Mark Ericson, PhD

Research Assistant Professor, Department of Medicinal Chemistry

Mark Ericson

Contact Info

erics063@umn.edu

Lab Phone 612-624-5180

Mailing Address:
Department of Medicinal Chemistry
8-184 Weaver-Densford Hall
308 Harvard St SE
Minneapolis, MN 55455

Lab Address:
8-184 Weaver-Densford Hall

Research Assistant Professor, Department of Medicinal Chemistry


PhD, Medicinal and Natural Products Chemistry, University of Iowa

Chemistry, Carleton College

Summary

Our laboratory focuses on understanding and modulating the signaling of class A G protein-coupled receptors (GPCRs). We use a multi-disciplinary approach incorporating peptide and chemical synthesis, NMR spectroscopy, computer-assisted modeling, chemical biology, molecular biology, pharmacology, physiology, and neuroscience to develop novel molecular probes to investigate ligand-receptor interactions and design new tool molecules that can be utilized in developing therapies for obesity, weight management, and pain.

Awards & Recognition

  • Robert M Scarborough Graduate/Postgraduate Award for Excellence in Medicinal Chemistry (2016), awarded by the American Chemical Society and the Medicinal Chemistry Division
  • NIH F32DK108402 Postdoctoral Fellowship (2015-2018)
  • American Peptide Symposium Travel Grant (2015)
  • University of Iowa College of Pharmacy Dissertation Award Fellow (2012)
  • MNPC Graduate Student Travel Award (2012)
  • AFPE Fellowship (2009-2012)
  • NIH Predoctoral Fellowship in Biotechnology (2008-2011)
  • University of Iowa MNPC Fellowship (2007-2008)
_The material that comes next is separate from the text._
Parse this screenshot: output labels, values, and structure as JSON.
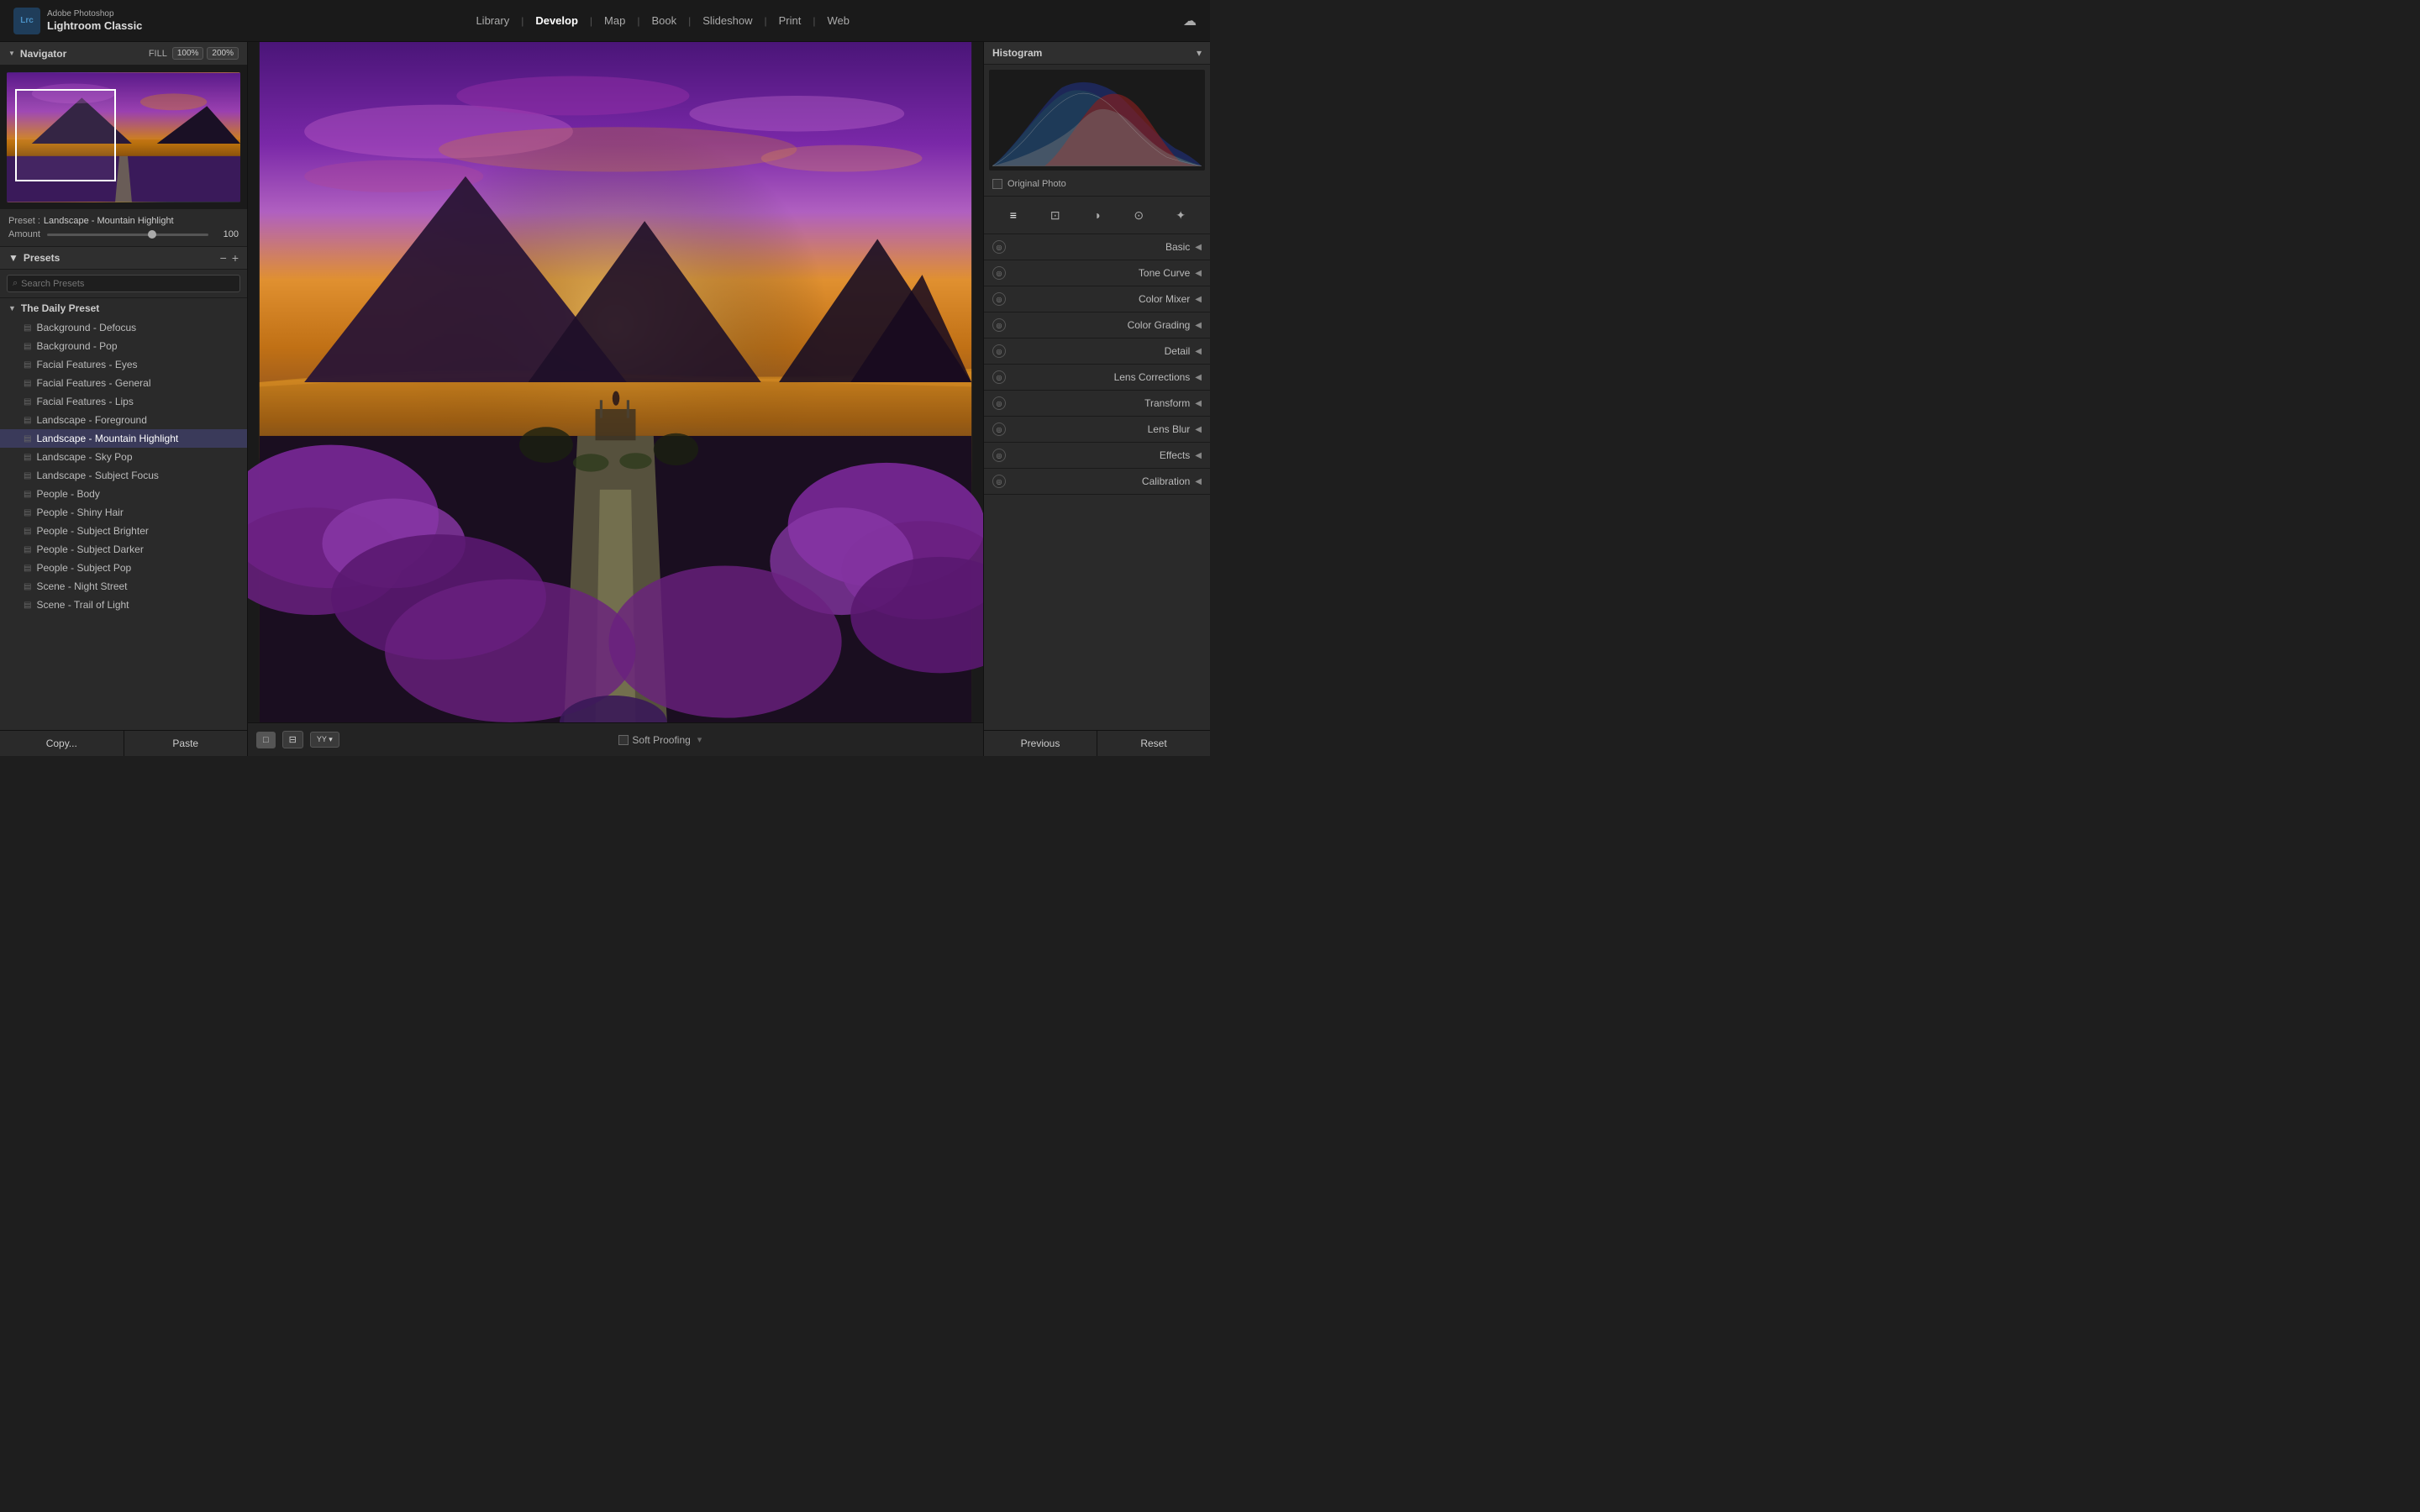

Research

Publications

1.Ericson, M. D.; Koerperich, Z. M.; Freeman, K. T.; Fleming, K. A.; Haskell-Luevano, C. Arg-Phe-Phe d-amino scid stereochemistry scan in the macrocyclic agouti-related protein antagonist scaffold c[Pro-Arg-Phe-Phe-Xxx-Ala-Phe-DPro] results in unanticipated melanocortin-1 receptor agonist profiles. ACS Chem. Neurosci. 2018, 9, 3015-3023.
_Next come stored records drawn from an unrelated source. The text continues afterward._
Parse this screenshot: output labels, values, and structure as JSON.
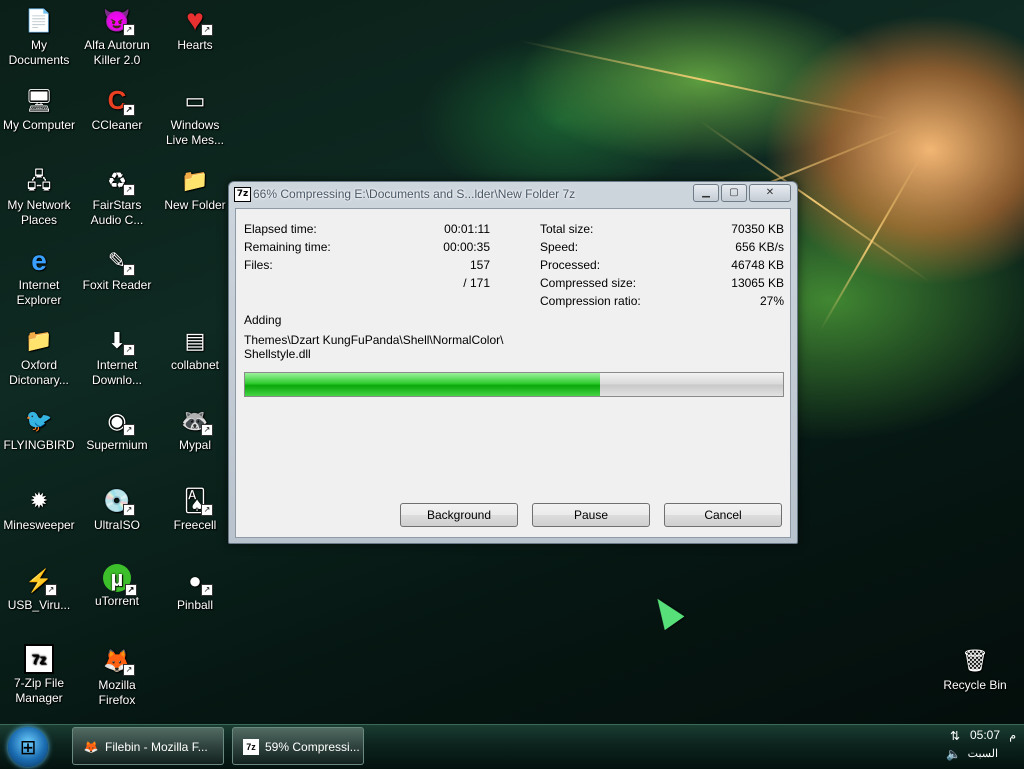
{
  "desktop": {
    "icons": [
      {
        "label": "My\nDocuments",
        "glyph": "📄"
      },
      {
        "label": "Alfa Autorun\nKiller 2.0",
        "glyph": "😈"
      },
      {
        "label": "Hearts",
        "glyph": "♥"
      },
      {
        "label": "My Computer",
        "glyph": "🖥"
      },
      {
        "label": "CCleaner",
        "glyph": "C"
      },
      {
        "label": "Windows\nLive Mes...",
        "glyph": "▭"
      },
      {
        "label": "My Network\nPlaces",
        "glyph": "🖧"
      },
      {
        "label": "FairStars\nAudio C...",
        "glyph": "♻"
      },
      {
        "label": "New Folder",
        "glyph": "📁"
      },
      {
        "label": "Internet\nExplorer",
        "glyph": "e"
      },
      {
        "label": "Foxit Reader",
        "glyph": "✎"
      },
      {
        "label": "Oxford\nDictonary...",
        "glyph": "📁"
      },
      {
        "label": "Internet\nDownlo...",
        "glyph": "⬇"
      },
      {
        "label": "collabnet",
        "glyph": "▤"
      },
      {
        "label": "FLYINGBIRD",
        "glyph": "🐦"
      },
      {
        "label": "Supermium",
        "glyph": "◉"
      },
      {
        "label": "Mypal",
        "glyph": "🦝"
      },
      {
        "label": "Minesweeper",
        "glyph": "✹"
      },
      {
        "label": "UltraISO",
        "glyph": "💿"
      },
      {
        "label": "Freecell",
        "glyph": "🂡"
      },
      {
        "label": "USB_Viru...",
        "glyph": "⚡"
      },
      {
        "label": "uTorrent",
        "glyph": "µ"
      },
      {
        "label": "Pinball",
        "glyph": "●"
      },
      {
        "label": "7-Zip File\nManager",
        "glyph": "7z"
      },
      {
        "label": "Mozilla\nFirefox",
        "glyph": "🦊"
      },
      {
        "label": "Recycle Bin",
        "glyph": "🗑"
      }
    ]
  },
  "dialog": {
    "icon_text": "7z",
    "title": "66% Compressing E:\\Documents and S...lder\\New Folder 7z",
    "minimize": "▁",
    "maximize": "▢",
    "close": "✕",
    "left_stats": {
      "elapsed_label": "Elapsed time:",
      "elapsed_value": "00:01:11",
      "remaining_label": "Remaining time:",
      "remaining_value": "00:00:35",
      "files_label": "Files:",
      "files_value": "157",
      "files_total": "/ 171"
    },
    "right_stats": {
      "total_label": "Total size:",
      "total_value": "70350 KB",
      "speed_label": "Speed:",
      "speed_value": "656 KB/s",
      "processed_label": "Processed:",
      "processed_value": "46748 KB",
      "compressed_label": "Compressed size:",
      "compressed_value": "13065 KB",
      "ratio_label": "Compression ratio:",
      "ratio_value": "27%"
    },
    "adding_label": "Adding",
    "current_path_line1": "Themes\\Dzart KungFuPanda\\Shell\\NormalColor\\",
    "current_path_line2": "Shellstyle.dll",
    "progress_fraction": 0.66,
    "buttons": {
      "background": "Background",
      "pause": "Pause",
      "cancel": "Cancel"
    }
  },
  "taskbar": {
    "tasks": [
      {
        "label": "Filebin - Mozilla F...",
        "glyph": "🦊"
      },
      {
        "label": "59% Compressi...",
        "glyph": "7z"
      }
    ],
    "clock": "05:07",
    "ampm": "م",
    "day": "السبت"
  },
  "colors": {
    "progress_green": "#0aa80a",
    "desktop_dark": "#0a1f18"
  }
}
2.Fleming, K. A.; Freeman, K. T.; Ericson, M. D.; Haskell-Luevano, C. Synergistic multiresidue substitutions of a macrocyclic c[Pro-Arg-Phe-Phe-Asn-Ala-Phe-dPro] agouti-related protein (AGRP) scaffold yield potent and >600-fold MC4R versus MC3R selective melanocortin receptor antagonists. J. Med. Chem. 2018, 61, 7729-7740.

3.Ericson, M. D.; Haskell-Luevano, C. A review of single-nucleotide polymorphisms in orexigenic neuropeptides targeting G protein-coupled receptors. ACS Chem. Neurosci. 2018, 9, 1235-1246.
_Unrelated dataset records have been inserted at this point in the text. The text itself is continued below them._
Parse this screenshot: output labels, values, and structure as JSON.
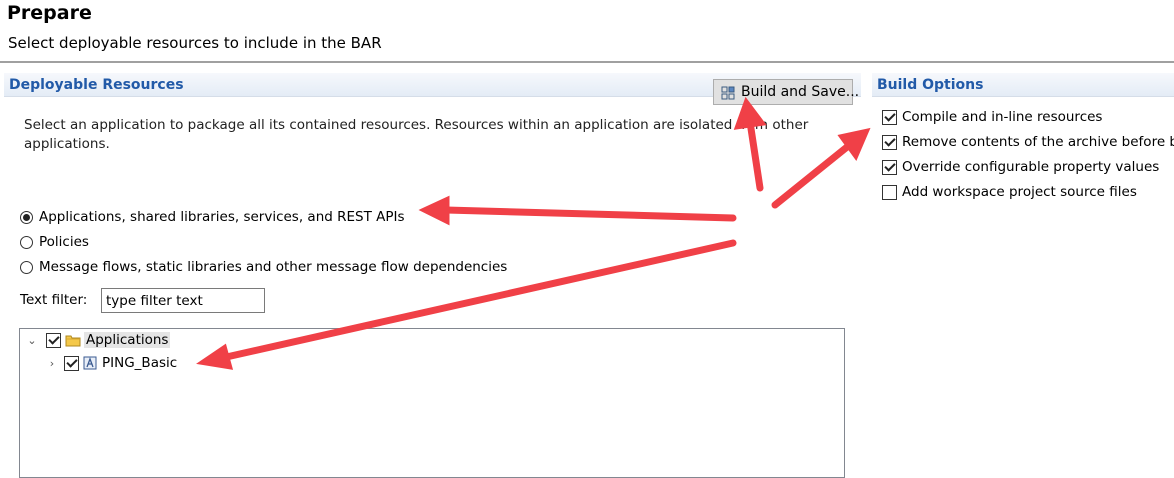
{
  "header": {
    "title": "Prepare",
    "subtitle": "Select deployable resources to include in the BAR"
  },
  "deployable": {
    "section_title": "Deployable Resources",
    "build_button_label": "Build and Save...",
    "description": "Select an application to package all its contained resources. Resources within an application are isolated from other applications.",
    "radios": [
      {
        "label": "Applications, shared libraries, services, and REST APIs",
        "selected": true
      },
      {
        "label": "Policies",
        "selected": false
      },
      {
        "label": "Message flows, static libraries and other message flow dependencies",
        "selected": false
      }
    ],
    "filter_label": "Text filter:",
    "filter_value": "type filter text",
    "tree": [
      {
        "label": "Applications",
        "checked": true,
        "expanded": true,
        "icon": "folder-icon"
      },
      {
        "label": "PING_Basic",
        "checked": true,
        "expanded": false,
        "icon": "application-icon"
      }
    ]
  },
  "build_options": {
    "section_title": "Build Options",
    "options": [
      {
        "label": "Compile and in-line resources",
        "checked": true
      },
      {
        "label": "Remove contents of the archive before b",
        "checked": true
      },
      {
        "label": "Override configurable property values",
        "checked": true
      },
      {
        "label": "Add workspace project source files",
        "checked": false
      }
    ]
  },
  "annotation_color": "#f04047"
}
4.Fleming, K. A.; Ericson, M. D.; Freeman, K. T.; Adank, D. N.; Lunzer, M. M.; Wilber, S. L.; Haskell-Luevano, C. Structure-activity relationship studies of a macrocyclic AGRP-mimetic scaffold c[Pro-Arg-Phe-Phe-Asn-Ala-Phe-DPro] yield potent and selective melanocortin-4 receptor antagonists and melanocortin-5 receptor inverse agonists that increase food intake in mice. ACS Chem. Neurosci. 2018, 9, 1141-1151.

5.Ericson, M. D.; Singh, A.; Tala, S. R.; Haslach, E. M.; Dirain, M. L. S.; Schaub, J. W.; Flores, V.; Eick, N.; Lensing, C. J.; Freeman, K. T.; Smeester, B. A.; Adank, D. N.; Wilber, S. L.; Speth, R.; Haskell-Luevano, C. Human beta-defensin 1 and beta-defensin 3 (mouse ortholog mBD14) function as full endogenous agonists at select melanocortin receptors. J. Med. Chem. 2018, 61, 3738-3744.